At its most basic, division means, "How many times can you take this out of that?" For example, you can take a human head from the members of One Direction five times before you get blessed silence. On the one hand you can take nothing out of something an infinite number of times, but on the other, no, you can't, because that would take forever. It's a mathematical problem so hard it once crippled a U.S. Navy cruiser. The USS Yorktown's experimental military computer control system tried it and was crippled by a buffer overrun. Making this the first ship to overflow without any water. On the upside, it's way easier than asking a computer to define love or telling it that truth is a lie, or asking if those are both the same question.
"These feelings are tearing me apart! Also the incoming torpedoes."
The solution is as brilliant as it sounds stupid. You deal with the impossible by sneaking up on it. It's nice to know calculus solves problems the same way SEAL teams do it: sneakily and permanently.
Taking the limit as X goes to zero means that you never actually get there, but you get as close as you need to be, no matter how close that is. Then the "limit" as you tend toward zero -- but never actually reach it -- gives you the answer. As X gets small, sin X is approximately equal to X, so you're always dividing something by itself and getting one. Then, with a particularly cunning flourish, you end up dividing nothingness by itself and becoming one. Which I think means mathematics is the king of zen.
His decades of calm are going to be wasted when he finds out mathematicians worked it out with a pencil.
There's a fairly easy proof using the squeeze theorem. Which doubles as a good line when you want to chat up a mathematician.

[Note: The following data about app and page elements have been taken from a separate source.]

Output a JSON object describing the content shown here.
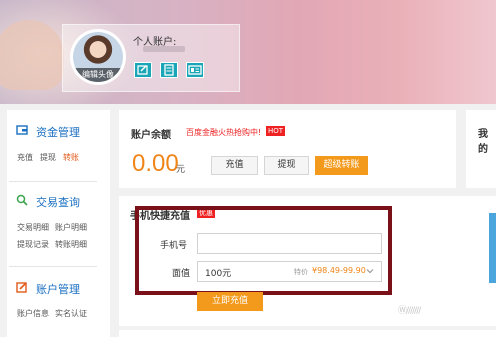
{
  "header": {
    "account_label": "个人账户:",
    "avatar_caption": "编辑头像",
    "icons": [
      "edit-icon",
      "calculator-icon",
      "id-card-icon"
    ]
  },
  "sidebar": {
    "sections": [
      {
        "title": "资金管理",
        "icon": "wallet-icon",
        "links": [
          "充值",
          "提现",
          "转账"
        ],
        "active": "转账"
      },
      {
        "title": "交易查询",
        "icon": "search-icon",
        "links": [
          "交易明细",
          "账户明细",
          "提现记录",
          "转账明细"
        ]
      },
      {
        "title": "账户管理",
        "icon": "edit-icon",
        "links": [
          "账户信息",
          "实名认证"
        ]
      }
    ]
  },
  "balance": {
    "title": "账户余额",
    "promo": "百度金融火热抢购中!",
    "hot_badge": "HOT",
    "amount": "0.00",
    "unit": "元",
    "buttons": {
      "recharge": "充值",
      "withdraw": "提现",
      "super_transfer": "超级转账"
    }
  },
  "right_card": {
    "title": "我的"
  },
  "recharge": {
    "title": "手机快捷充值",
    "badge": "优惠",
    "phone_label": "手机号",
    "phone_value": "",
    "face_value_label": "面值",
    "face_value_selected": "100元",
    "special_label": "特价",
    "special_price": "¥98.49-99.90",
    "submit": "立即充值"
  },
  "watermark": "Ⓦ///////",
  "colors": {
    "accent": "#f39a1d",
    "link_blue": "#1a6fc1",
    "highlight_border": "#7a1119",
    "teal_icon": "#1aa6b7",
    "hot_red": "#e22222"
  }
}
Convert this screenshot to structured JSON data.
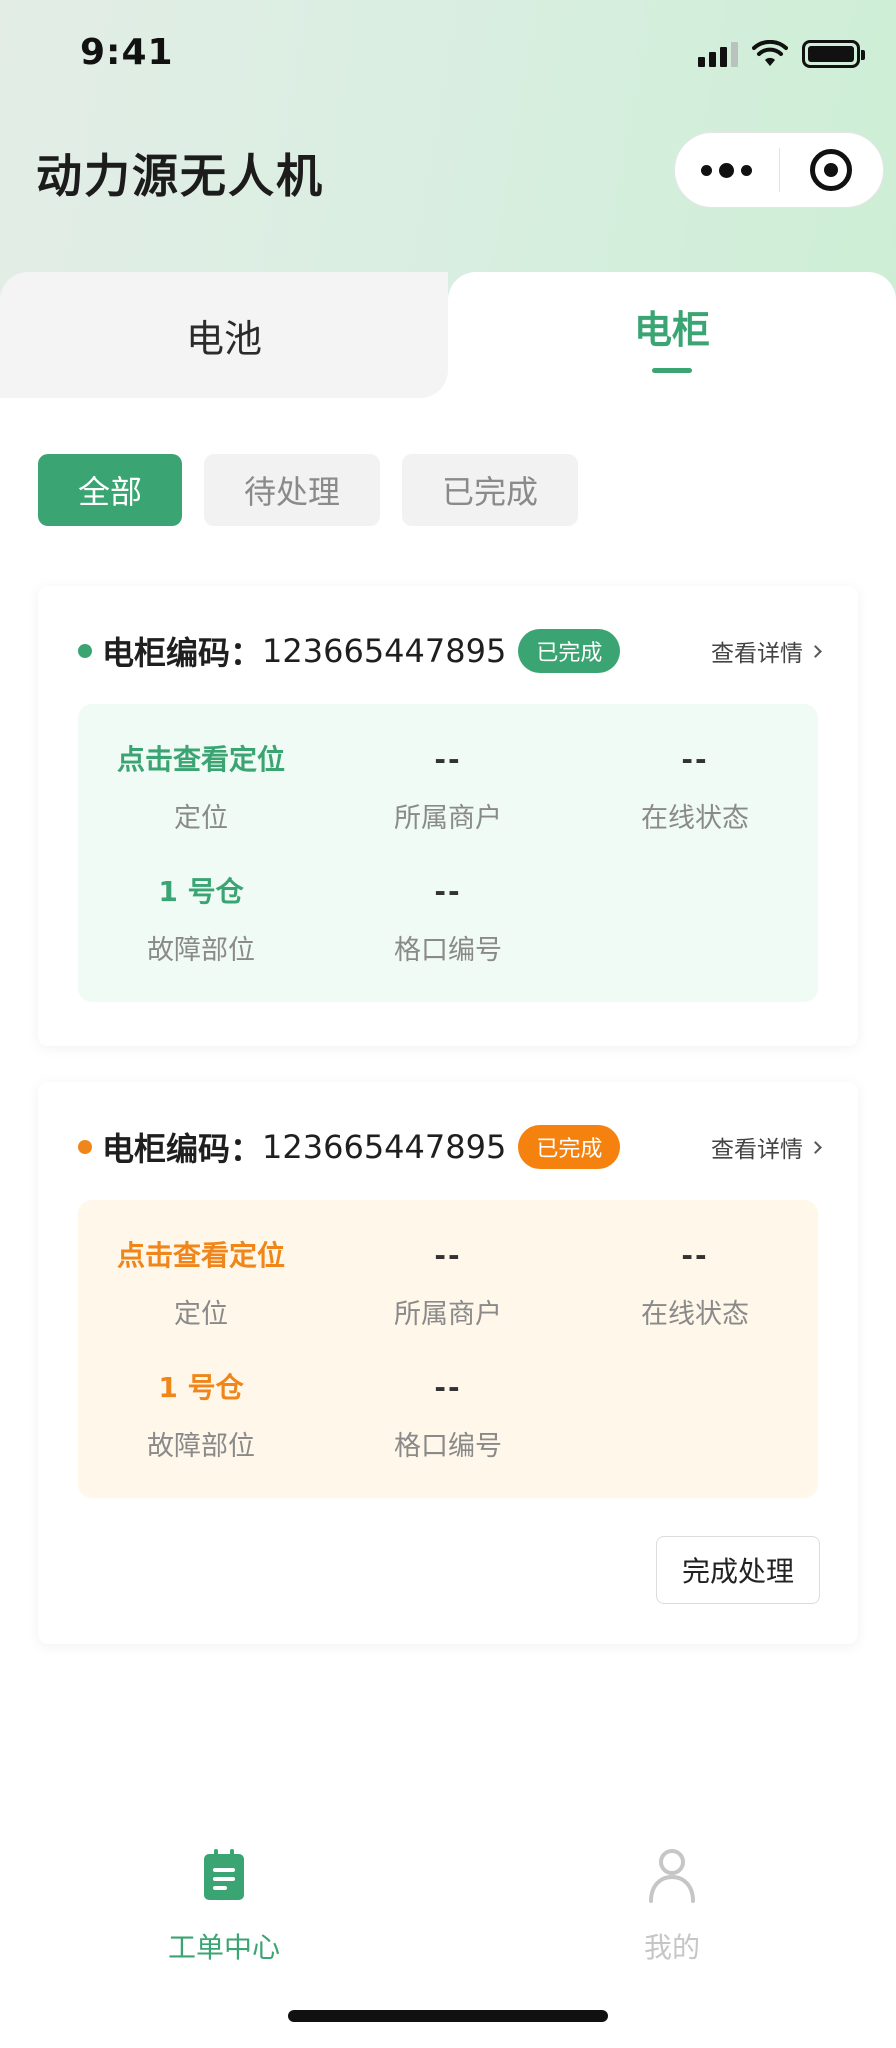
{
  "status_bar": {
    "time": "9:41"
  },
  "app": {
    "title": "动力源无人机"
  },
  "tabs": [
    {
      "label": "电池",
      "active": false
    },
    {
      "label": "电柜",
      "active": true
    }
  ],
  "filters": [
    {
      "label": "全部",
      "active": true
    },
    {
      "label": "待处理",
      "active": false
    },
    {
      "label": "已完成",
      "active": false
    }
  ],
  "cards": [
    {
      "accent": "#3aa572",
      "code_label": "电柜编码：",
      "code_value": "123665447895",
      "badge": "已完成",
      "detail_link": "查看详情",
      "fields": [
        {
          "value": "点击查看定位",
          "label": "定位"
        },
        {
          "value": "--",
          "label": "所属商户"
        },
        {
          "value": "--",
          "label": "在线状态"
        },
        {
          "value": "1 号仓",
          "label": "故障部位"
        },
        {
          "value": "--",
          "label": "格口编号"
        }
      ]
    },
    {
      "accent": "#f08519",
      "code_label": "电柜编码：",
      "code_value": "123665447895",
      "badge": "已完成",
      "detail_link": "查看详情",
      "fields": [
        {
          "value": "点击查看定位",
          "label": "定位"
        },
        {
          "value": "--",
          "label": "所属商户"
        },
        {
          "value": "--",
          "label": "在线状态"
        },
        {
          "value": "1 号仓",
          "label": "故障部位"
        },
        {
          "value": "--",
          "label": "格口编号"
        }
      ],
      "action_button": "完成处理"
    }
  ],
  "tabbar": [
    {
      "label": "工单中心",
      "icon": "clipboard-icon",
      "active": true
    },
    {
      "label": "我的",
      "icon": "person-icon",
      "active": false
    }
  ],
  "colors": {
    "primary": "#3aa572",
    "warning": "#f08519"
  }
}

"... and you'll be with me because I give quite excellent dick, QED."
These limits as you hit zero, which is a much less depressing sentence in mathematics, are essential for calculus. And calculus is essential for everything. If math is the programming language of reality, calculus is the graphics processor working out things like explosions, lasers, and gravity, all the cool special effects. Or as we call them in physics, effects.